NEW YORK: US natural gas futures eased on Thursday on forecasts for less hot weather and lower demand over the next two weeks than previously expected as the market takes a break after soaring to a seven-year high in the prior session.
Since Hurricane Ida started targeting the US Gulf Coast in late August, gas futures have gained over 20% due mostly to the slow return of production in the Gulf of Mexico and continued hot weather across much of the country. That heat has been especially extreme in the US West where another heat wave is baking California.
Traders also noted the lack of big price moves so far on Thursday came as the market waits for direction from a federal report expected to show last week’s hot weather and low storm-related output resulted in a much smaller than usual inventory build. US stockpiles, which utilities use to meet peak demand for heat during the winter months, were already more than 7% below normal for this time of year.
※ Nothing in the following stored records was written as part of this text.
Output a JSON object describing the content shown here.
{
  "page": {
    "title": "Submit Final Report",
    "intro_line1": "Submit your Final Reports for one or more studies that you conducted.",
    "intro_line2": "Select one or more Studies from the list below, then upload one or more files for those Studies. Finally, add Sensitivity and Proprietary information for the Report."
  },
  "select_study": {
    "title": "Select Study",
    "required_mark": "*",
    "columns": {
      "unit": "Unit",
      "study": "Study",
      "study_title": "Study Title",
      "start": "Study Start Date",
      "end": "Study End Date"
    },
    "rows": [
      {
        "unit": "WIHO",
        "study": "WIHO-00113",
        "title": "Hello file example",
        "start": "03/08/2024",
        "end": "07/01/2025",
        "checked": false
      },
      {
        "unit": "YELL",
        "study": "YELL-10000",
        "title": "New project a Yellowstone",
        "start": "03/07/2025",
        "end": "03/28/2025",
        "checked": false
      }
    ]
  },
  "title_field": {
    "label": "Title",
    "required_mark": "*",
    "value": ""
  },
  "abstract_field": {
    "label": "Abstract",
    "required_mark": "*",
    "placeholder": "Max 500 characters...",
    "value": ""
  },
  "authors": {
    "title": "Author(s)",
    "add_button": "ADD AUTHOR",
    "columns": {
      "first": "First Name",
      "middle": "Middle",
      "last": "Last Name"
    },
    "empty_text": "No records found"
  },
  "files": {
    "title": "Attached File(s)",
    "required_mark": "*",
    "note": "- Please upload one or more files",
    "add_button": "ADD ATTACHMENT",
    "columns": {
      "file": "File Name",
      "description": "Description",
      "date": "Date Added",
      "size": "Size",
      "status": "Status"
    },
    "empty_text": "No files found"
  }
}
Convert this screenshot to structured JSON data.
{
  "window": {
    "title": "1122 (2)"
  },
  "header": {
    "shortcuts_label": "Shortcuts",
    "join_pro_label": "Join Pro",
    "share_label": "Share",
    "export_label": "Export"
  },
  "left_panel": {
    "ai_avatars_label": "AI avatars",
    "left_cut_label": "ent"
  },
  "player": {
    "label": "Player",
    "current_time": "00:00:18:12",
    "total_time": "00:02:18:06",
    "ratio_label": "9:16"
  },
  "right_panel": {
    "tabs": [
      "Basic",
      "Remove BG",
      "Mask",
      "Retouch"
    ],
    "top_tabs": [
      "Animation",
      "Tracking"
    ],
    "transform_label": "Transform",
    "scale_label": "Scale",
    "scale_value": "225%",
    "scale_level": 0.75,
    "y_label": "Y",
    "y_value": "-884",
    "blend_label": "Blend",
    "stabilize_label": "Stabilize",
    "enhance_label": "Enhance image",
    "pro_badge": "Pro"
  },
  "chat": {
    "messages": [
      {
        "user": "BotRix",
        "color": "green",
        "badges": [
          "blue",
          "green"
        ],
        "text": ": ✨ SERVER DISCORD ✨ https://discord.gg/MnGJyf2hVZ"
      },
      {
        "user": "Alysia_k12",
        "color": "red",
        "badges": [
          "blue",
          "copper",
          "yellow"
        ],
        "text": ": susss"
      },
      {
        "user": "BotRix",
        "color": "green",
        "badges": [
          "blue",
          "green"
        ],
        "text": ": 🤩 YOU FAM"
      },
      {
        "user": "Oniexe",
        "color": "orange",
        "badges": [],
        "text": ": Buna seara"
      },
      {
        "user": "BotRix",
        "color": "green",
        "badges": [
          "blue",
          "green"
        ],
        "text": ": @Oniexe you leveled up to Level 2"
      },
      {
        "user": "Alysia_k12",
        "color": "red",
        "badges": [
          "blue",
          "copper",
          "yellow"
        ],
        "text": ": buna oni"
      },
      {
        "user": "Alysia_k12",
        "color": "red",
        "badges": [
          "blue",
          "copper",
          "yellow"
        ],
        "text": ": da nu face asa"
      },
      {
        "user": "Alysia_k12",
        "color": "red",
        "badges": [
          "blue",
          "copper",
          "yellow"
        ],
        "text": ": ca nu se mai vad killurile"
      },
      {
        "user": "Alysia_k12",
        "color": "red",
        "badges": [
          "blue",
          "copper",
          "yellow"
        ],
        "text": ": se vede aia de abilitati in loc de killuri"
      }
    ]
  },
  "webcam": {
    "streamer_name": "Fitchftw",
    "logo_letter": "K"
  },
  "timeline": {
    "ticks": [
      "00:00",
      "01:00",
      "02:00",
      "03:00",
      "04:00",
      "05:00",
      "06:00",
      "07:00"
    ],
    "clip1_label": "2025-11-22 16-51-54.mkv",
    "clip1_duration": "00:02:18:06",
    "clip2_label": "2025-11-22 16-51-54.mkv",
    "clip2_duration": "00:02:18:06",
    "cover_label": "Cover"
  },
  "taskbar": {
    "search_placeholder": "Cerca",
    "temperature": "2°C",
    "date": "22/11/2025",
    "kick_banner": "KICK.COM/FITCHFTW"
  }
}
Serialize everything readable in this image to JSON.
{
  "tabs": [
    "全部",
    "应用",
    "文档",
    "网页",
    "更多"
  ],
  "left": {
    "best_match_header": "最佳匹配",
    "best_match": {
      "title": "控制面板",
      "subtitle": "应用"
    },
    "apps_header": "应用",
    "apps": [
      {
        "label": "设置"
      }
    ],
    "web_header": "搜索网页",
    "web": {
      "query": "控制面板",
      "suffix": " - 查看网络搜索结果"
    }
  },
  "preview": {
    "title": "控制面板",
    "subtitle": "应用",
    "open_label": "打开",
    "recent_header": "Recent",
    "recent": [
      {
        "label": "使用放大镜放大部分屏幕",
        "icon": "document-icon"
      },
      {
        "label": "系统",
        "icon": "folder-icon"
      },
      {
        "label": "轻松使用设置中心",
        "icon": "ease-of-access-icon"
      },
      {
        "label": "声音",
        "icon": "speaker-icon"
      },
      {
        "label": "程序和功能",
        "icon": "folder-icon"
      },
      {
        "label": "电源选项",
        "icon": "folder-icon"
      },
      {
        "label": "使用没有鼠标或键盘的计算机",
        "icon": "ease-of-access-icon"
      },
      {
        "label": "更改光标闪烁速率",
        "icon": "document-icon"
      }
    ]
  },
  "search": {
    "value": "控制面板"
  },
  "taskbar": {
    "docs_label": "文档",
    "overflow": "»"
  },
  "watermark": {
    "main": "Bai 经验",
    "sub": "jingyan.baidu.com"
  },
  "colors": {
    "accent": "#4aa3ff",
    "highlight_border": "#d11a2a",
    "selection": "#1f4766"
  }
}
Analysts forecast US utilities added 40 billion cubic feet (bcf) of gas into storage during the week ended Sept. 3. That compares with an increase of 65 bcf in the same week last year and a five-year (2016-2020) average increase of 65 bcf.
If correct, last week’s injection would boost stockpiles to 2.911 trillion cubic feet (tcf), which would be 7.8% below the five-year average of 3.158 tcf for this time of year.